4. In Carta, the court of appeals avoided the issue of whether hebephilia per se is within the ambit of § 4247(a)(6), instead holding that the underlying condition qualifies under the statute as a DSM-listed paraphilia/NOS. Here, with Dr. Zinik and Dr. Plaud being sharply at odds concerning the proper scope of a paraphilia/NOS diagnosis, see supra at 8–10, we think the better course is to avoid that question and simply hold that hebephilia, as colloquially understood, is a § 4247(a)(6) “illness, abnormality, or disorder.” Our holding does not mean, however, that a district court may find the first prong of the second element of § 4247(a)(5) to be satisfied simply because an expert labels the respondent a hebephile. A diagnosis of hebephilia (or pedophilia, or other mental disorder) is merely the starting point for the court to consider the true thrust of the § 4247(a)(6) inquiry—whether, on a case-specific basis, the respondent's underlying condition constitutes a serious functional impairment.
5. Insofar as the government contends that Dr. Plaud may have initially misperceived Caporale's latest “contact offense” against younger males to have occurred in 1984, rather than in 1988 or 1989 at the outset of Caporale's relationship with the male involved in the 1992 incident, Dr. Plaud's testimony on cross-examination reveals that he had become fully apprised, yet had not changed his opinion. See J.A. 265–66. Indeed, Dr. Plaud had testified with reasonable accuracy on direct examination that it was “up to maybe about 1990 or so that [Caporale] was engaged in any type of contact-based offending. That's 20 or more years ago.” Id. at 255. The court clearly understood the testimony, relating that Dr. Plaud “relied on the fact that Mr. Caporale has not had a contact offense in roughly two decades.” Findings 8.

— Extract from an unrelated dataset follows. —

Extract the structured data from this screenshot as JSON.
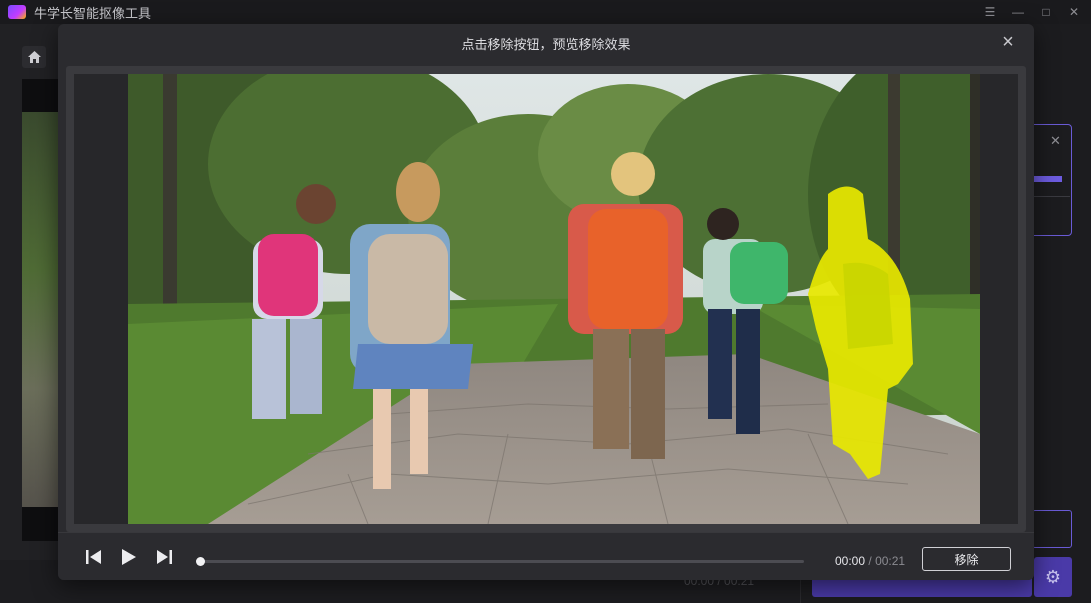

6. Of course, just as milk does not necessarily go sour at the date printed on the carton, it cannot be assumed that “every sex offender magically becomes safe at midnight on his 60th birthday.” J.A. 184.
7. For a court assessing the likelihood of recidivism upon a respondent's proposed release among the general public, an examination of the respondent's criminal conduct undertaken in the same setting—though having occurred a number of years past—may be the most probative predictor. It should be noted that Caporale has been incarcerated since 1992, except for about four years between 1998 and 2000, and again between 2001 and 2003.
8. We attribute little significance to the government's contention that the district court's legal misstep with regard to the serious-impairment prong fatally poisoned its analysis of the serious-difficulty prong. We hinted at such a possibility in Wooden, but in that case, we traced the court's legal error to the permissible inferences and conclusions drawn from the evidence, rather than to the proper construction of statutory language. In addition, there was a great deal of evidentiary overlap in Wooden between the § 4247(a)(6) prongs, and less so in Caporale's case. Courts routinely offer alternative holdings in support of their judgments, a practice that facilitates review and promotes judicial efficiency. In order to encourage that beneficial practice, we should tend to refrain from placing disincentives in its path and be content, in the usual instance, to compartmentalize our review.
KING, Circuit Judge:
Affirmed by published opinion. Judge KING wrote the opinion, in which Judge GREGORY and Judge WYNN joined.